*** Data to process ***

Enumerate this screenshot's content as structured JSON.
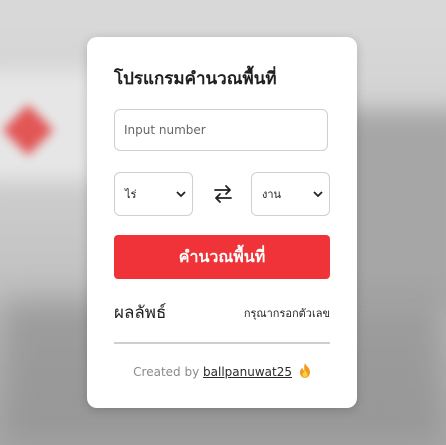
{
  "card": {
    "title": "โปรแกรมคำนวณพื้นที่",
    "input_placeholder": "Input number",
    "from_unit": "ไร่",
    "to_unit": "งาน",
    "calculate_label": "คำนวณพื้นที่",
    "result_label": "ผลลัพธ์",
    "result_value": "กรุณากรอกตัวเลข"
  },
  "footer": {
    "created_by": "Created by",
    "author": "ballpanuwat25"
  },
  "colors": {
    "accent": "#ef3338",
    "card_bg": "#ffffff"
  },
  "icons": [
    "swap-arrows-icon",
    "chevron-down-icon",
    "fire-icon"
  ]
}
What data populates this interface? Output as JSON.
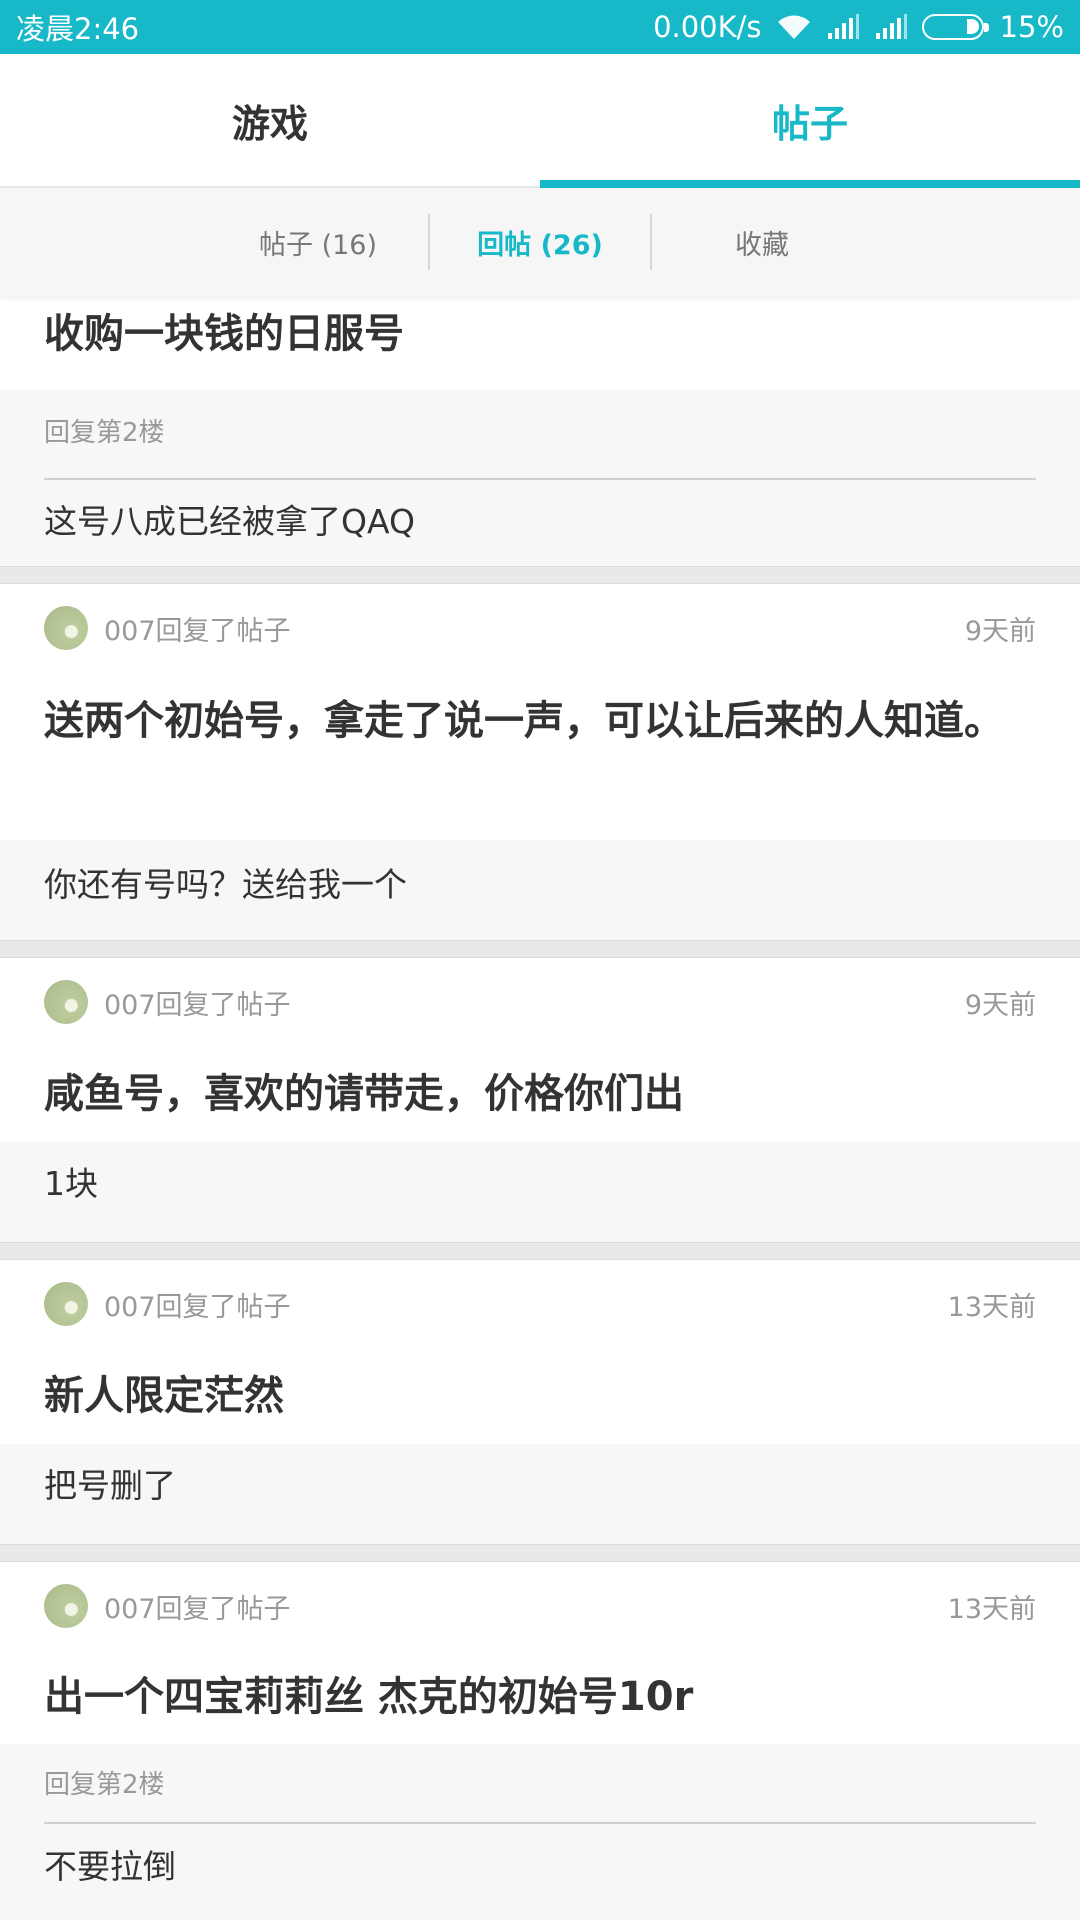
{
  "status_bar": {
    "time": "凌晨2:46",
    "net_speed": "0.00K/s",
    "battery": "15%"
  },
  "main_tabs": [
    {
      "label": "游戏"
    },
    {
      "label": "帖子"
    }
  ],
  "sub_tabs": [
    {
      "label": "帖子 (16)"
    },
    {
      "label": "回帖 (26)"
    },
    {
      "label": "收藏"
    }
  ],
  "posts": [
    {
      "title": "收购一块钱的日服号",
      "reply_floor": "回复第2楼",
      "reply": "这号八成已经被拿了QAQ"
    },
    {
      "meta": "007回复了帖子",
      "time": "9天前",
      "title": "送两个初始号，拿走了说一声，可以让后来的人知道。",
      "reply": "你还有号吗？送给我一个"
    },
    {
      "meta": "007回复了帖子",
      "time": "9天前",
      "title": "咸鱼号，喜欢的请带走，价格你们出",
      "reply": "1块"
    },
    {
      "meta": "007回复了帖子",
      "time": "13天前",
      "title": "新人限定茫然",
      "reply": "把号删了"
    },
    {
      "meta": "007回复了帖子",
      "time": "13天前",
      "title": "出一个四宝莉莉丝 杰克的初始号10r",
      "reply_floor": "回复第2楼",
      "reply": "不要拉倒"
    }
  ]
}
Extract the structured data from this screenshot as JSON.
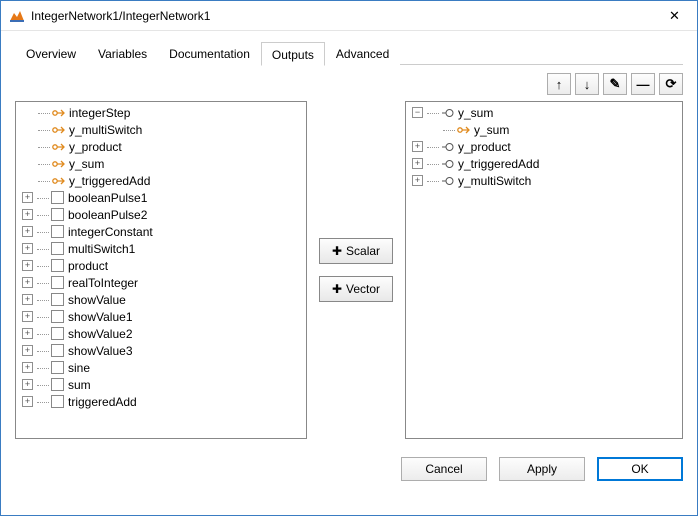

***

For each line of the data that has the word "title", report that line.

    "title": "โปรแกรมคำนวณพื้นที่",
      "title": "收购一块钱的日服号",
      "title": "送两个初始号，拿走了说一声，可以让后来的人知道。",
      "title": "咸鱼号，喜欢的请带走，价格你们出",
      "title": "新人限定茫然",
      "title": "出一个四宝莉莉丝 杰克的初始号10r",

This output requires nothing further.